Martina Jennings, CEO of Mayo Roscommon Hospice Foundation, added: “These types of events are vital to us, as we continue to fund our palliative care service in the two counties and also progress with construction on our Roscommon Hospice, which will be completed next year.

The funds raised from this 32-county challenge will go specifically towards our Roscommon Hospice, which will be a state-of-the-art, eight-bed inpatient unit, with full day-care facilities.

Diarmuid Scollard, co-founder of Turn2me.ie, said: “We are delighted to have been chosen by the Mayo Ultra-Cyclists as one of the charity partners for this year’s event.

“At a time when our services have seen a dramatic increase, we very much welcome this much-needed donation.

Turn2me provides accessible professional online mental health services to adults and young people over 12. It will greatly help us help others in this challenging time.

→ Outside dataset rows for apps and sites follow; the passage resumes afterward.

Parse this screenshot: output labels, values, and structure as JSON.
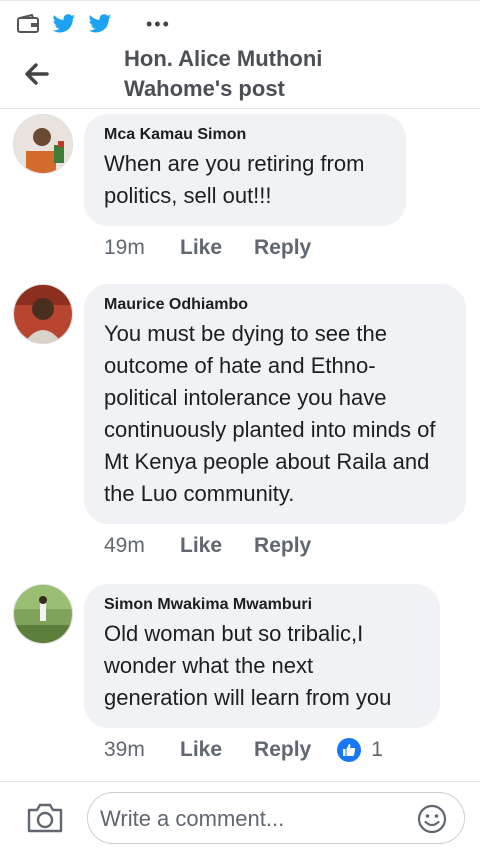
{
  "header": {
    "title": "Hon. Alice Muthoni Wahome's post"
  },
  "comments": [
    {
      "author": "Mca Kamau Simon",
      "text": "When are you retiring from politics, sell out!!!",
      "time": "19m",
      "like": "Like",
      "reply": "Reply"
    },
    {
      "author": "Maurice Odhiambo",
      "text": "You must be dying to see the outcome of hate and Ethno-political intolerance you have continuously planted into minds of Mt Kenya people about Raila and the Luo community.",
      "time": "49m",
      "like": "Like",
      "reply": "Reply"
    },
    {
      "author": "Simon Mwakima Mwamburi",
      "text": "Old woman but so tribalic,I wonder what the next generation will learn from you",
      "time": "39m",
      "like": "Like",
      "reply": "Reply",
      "reaction_count": "1"
    }
  ],
  "composer": {
    "placeholder": "Write a comment..."
  },
  "colors": {
    "accent": "#1877f2",
    "bubble": "#f0f2f5",
    "twitter": "#1da1f2"
  }
}
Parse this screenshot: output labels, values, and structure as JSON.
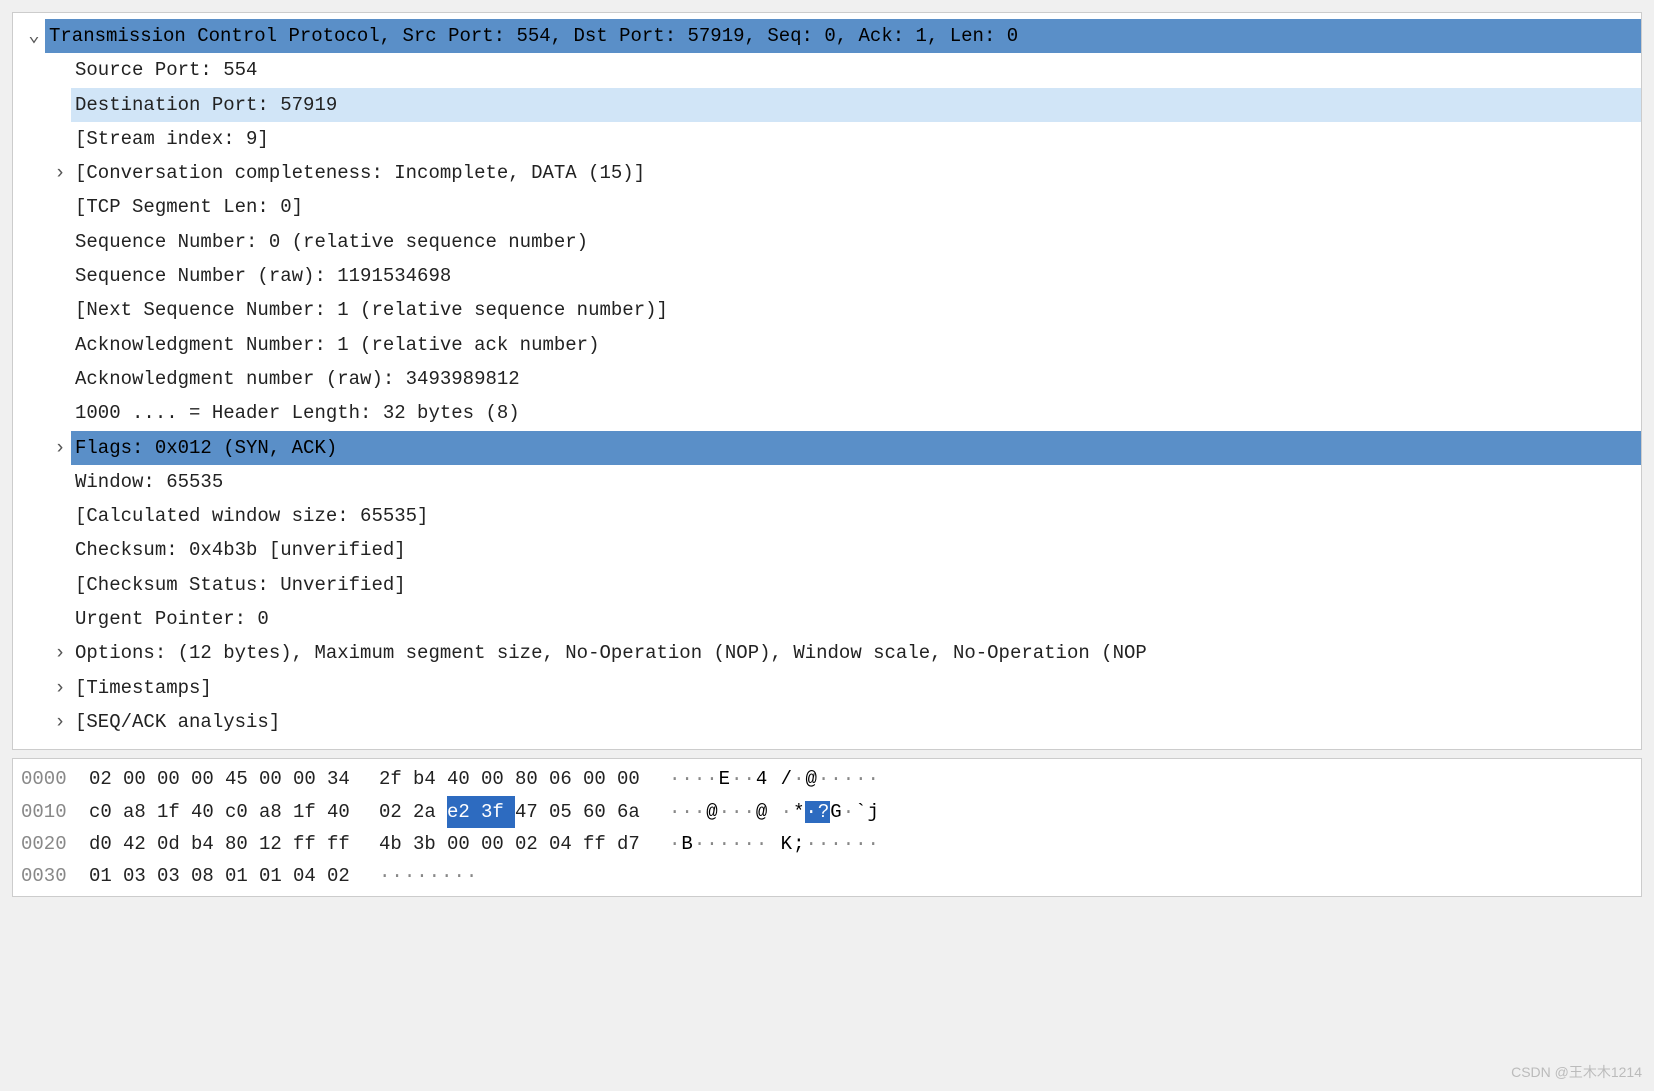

Simon and Heather Moore – parents of James, in whose memory the event is being held – said:

“As a family, we are very appreciative of the love, care and attention we received in Temple Street from everyone including the nurses, porters, physios, occupational therapists, doctors…

“There are many people in Temple Street who were very special to James. He had huge plans and ambitions to fundraise for the hospital and had planned a tractor run, which unfortunately did not happen due to Covid-19.

Our son James recently passed away and we want to make his plans a reality and help fundraise through this great initiative.

The group has set up an online fundraising page and are asking people to spread the word far and wide and share on Facebook, Twitter and Instagram, as any small contribution will be greatly appreciated.

A landing page for the event has also been set up, enabling people to keep up-to-date with the event here.